ESR Analyses for Herbivore Teeth from Dakhleh Oasis, Egypt: Constraining Pluvial Events in the Western Desert
Electron spin resonance (ESR) can date tooth enamel ranging from 5 ka to 5 Ma in age. From Dakhleh's Localities D006 and 348, 17 herbivore tooth fragments were dated with ESR. At 348, the CSS marls yielded Pleistocene bone fragments, MSA artefacts, snails, marsh grass macrofossils and stem casts, Alcelaphus, zebra, pig, and freshwater snails. At D006, sand dunes, deflation, and blowouts complicate the stratigraphy. The mid-Holocene lake deposits forms most of the surface, but blowouts expose red CSS mud. Several different layers were deflated onto the surface lag. Blowouts yielded Middle Pleistocene skeletal remains from Gazella, Phacochoerus, Loxodonta africana, Hippopotamus, Pelorovis antiquus, and Felis lybica. Although better cosmic dose rate modeling would improve their accuracy, the preliminary ESR ages indicate that mammals lived at Dakhleh during three periods.

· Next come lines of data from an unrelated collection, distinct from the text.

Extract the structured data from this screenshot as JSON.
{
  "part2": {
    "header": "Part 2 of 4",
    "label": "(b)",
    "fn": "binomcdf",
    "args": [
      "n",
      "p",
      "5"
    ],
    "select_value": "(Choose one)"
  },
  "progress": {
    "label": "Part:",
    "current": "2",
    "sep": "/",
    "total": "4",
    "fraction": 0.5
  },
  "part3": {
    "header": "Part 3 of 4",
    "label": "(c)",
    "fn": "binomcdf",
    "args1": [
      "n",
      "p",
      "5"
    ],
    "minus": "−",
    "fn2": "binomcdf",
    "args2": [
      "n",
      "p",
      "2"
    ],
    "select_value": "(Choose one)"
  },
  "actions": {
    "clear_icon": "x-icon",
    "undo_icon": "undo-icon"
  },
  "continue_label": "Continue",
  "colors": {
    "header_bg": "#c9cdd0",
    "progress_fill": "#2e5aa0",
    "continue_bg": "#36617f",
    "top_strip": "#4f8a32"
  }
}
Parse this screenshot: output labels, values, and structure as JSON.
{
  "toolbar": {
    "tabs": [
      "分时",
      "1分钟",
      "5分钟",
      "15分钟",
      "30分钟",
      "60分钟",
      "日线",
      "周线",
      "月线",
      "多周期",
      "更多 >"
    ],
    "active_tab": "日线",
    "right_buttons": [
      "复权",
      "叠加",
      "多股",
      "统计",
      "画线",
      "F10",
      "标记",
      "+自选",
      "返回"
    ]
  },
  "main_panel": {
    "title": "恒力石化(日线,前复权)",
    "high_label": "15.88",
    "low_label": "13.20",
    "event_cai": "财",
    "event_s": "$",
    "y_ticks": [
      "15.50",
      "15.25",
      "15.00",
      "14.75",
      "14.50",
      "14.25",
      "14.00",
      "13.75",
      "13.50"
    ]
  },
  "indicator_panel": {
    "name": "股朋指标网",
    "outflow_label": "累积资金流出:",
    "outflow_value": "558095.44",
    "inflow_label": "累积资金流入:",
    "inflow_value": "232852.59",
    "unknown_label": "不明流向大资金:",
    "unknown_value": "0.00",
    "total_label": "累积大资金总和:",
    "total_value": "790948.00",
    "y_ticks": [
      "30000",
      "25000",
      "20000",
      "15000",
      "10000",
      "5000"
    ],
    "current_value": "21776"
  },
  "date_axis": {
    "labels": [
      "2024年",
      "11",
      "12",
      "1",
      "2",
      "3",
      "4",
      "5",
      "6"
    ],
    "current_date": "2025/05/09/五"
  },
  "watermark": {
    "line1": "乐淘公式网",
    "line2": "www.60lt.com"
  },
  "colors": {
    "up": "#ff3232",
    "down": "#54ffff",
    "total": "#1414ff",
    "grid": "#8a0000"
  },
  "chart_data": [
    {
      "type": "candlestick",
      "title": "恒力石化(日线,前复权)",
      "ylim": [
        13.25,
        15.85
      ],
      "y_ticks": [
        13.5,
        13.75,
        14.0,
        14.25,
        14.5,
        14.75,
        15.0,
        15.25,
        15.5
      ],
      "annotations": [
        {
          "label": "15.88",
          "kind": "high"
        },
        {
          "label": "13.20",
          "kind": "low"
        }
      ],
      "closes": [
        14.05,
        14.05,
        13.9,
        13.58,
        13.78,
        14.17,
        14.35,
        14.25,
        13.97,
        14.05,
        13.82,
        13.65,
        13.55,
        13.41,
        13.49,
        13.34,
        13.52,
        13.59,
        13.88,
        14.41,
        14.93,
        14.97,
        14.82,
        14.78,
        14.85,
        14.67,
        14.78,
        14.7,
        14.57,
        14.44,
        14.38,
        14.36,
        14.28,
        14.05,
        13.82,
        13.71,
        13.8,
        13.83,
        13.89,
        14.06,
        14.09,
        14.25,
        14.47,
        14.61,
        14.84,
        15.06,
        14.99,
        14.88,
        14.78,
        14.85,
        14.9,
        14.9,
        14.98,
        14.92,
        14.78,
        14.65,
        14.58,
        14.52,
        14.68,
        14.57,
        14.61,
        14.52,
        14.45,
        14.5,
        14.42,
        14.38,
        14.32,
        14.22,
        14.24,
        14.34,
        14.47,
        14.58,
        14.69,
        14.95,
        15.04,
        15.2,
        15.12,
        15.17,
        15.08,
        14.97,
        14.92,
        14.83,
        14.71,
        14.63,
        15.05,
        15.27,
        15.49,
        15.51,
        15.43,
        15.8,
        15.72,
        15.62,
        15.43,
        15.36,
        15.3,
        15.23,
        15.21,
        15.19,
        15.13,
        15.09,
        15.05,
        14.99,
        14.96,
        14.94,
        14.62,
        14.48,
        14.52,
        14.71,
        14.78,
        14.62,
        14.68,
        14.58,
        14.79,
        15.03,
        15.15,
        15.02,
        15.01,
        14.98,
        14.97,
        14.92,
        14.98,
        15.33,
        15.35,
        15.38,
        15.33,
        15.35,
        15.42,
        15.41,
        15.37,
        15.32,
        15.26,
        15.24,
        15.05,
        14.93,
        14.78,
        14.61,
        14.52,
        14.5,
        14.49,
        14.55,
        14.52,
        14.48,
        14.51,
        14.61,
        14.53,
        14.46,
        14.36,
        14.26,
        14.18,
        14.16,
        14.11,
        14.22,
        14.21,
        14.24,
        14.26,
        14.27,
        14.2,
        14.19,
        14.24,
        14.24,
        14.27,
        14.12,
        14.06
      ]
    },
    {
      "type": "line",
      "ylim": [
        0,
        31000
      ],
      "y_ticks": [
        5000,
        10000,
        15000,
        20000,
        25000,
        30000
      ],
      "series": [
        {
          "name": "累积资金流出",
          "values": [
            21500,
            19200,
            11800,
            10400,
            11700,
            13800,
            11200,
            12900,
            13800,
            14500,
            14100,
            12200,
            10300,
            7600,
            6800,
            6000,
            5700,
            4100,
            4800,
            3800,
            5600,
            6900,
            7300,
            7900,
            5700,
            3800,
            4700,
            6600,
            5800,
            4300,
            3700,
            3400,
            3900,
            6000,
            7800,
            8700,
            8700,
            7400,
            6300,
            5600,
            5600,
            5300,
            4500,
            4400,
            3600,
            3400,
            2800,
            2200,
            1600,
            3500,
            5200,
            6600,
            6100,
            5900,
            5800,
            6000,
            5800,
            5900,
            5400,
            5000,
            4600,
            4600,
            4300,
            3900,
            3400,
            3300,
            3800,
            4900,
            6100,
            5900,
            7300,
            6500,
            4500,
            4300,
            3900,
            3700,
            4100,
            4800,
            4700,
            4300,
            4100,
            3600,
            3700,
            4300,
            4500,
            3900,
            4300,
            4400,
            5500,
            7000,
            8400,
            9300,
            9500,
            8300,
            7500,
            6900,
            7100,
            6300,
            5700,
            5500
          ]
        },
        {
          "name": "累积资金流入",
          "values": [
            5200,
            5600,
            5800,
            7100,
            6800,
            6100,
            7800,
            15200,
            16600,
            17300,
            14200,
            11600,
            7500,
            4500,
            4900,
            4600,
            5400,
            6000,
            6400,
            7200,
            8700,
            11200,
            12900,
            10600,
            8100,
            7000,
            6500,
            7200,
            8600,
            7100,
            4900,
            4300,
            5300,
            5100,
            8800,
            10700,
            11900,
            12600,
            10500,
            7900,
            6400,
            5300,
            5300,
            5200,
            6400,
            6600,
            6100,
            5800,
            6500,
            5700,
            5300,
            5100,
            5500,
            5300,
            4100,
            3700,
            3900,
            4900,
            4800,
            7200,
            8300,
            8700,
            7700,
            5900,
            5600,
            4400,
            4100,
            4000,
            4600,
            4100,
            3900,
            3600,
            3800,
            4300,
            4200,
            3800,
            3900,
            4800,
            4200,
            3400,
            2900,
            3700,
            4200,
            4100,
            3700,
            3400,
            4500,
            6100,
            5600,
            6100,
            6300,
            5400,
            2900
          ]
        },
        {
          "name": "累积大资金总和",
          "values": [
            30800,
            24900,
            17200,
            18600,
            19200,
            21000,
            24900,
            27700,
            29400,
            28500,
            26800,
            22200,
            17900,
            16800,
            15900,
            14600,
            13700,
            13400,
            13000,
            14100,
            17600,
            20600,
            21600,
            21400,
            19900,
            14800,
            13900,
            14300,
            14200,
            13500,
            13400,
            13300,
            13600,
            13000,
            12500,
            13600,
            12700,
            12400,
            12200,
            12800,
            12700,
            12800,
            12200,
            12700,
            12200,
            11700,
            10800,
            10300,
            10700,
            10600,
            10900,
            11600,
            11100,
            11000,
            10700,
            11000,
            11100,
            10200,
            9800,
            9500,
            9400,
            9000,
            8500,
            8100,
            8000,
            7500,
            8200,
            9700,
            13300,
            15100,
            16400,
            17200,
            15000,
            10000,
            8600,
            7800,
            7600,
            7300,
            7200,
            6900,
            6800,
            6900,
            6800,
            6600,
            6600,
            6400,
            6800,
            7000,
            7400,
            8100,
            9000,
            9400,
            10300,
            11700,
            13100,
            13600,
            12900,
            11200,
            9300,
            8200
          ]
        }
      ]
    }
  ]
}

Teeth dated at 58 ± 5 ka, correlating with early Oxygen Isotope Stage (OIS) 3, 109-111 ± 10 ka (OIS 5c), 127-130 ± 15 ka (OIS 5e), and 159-184 ± 15 ka (OIS 6c). The herbivore frequency data, therefore, indicate that at least four pluvials made the Western Desert more habitable during the late Pleistocene.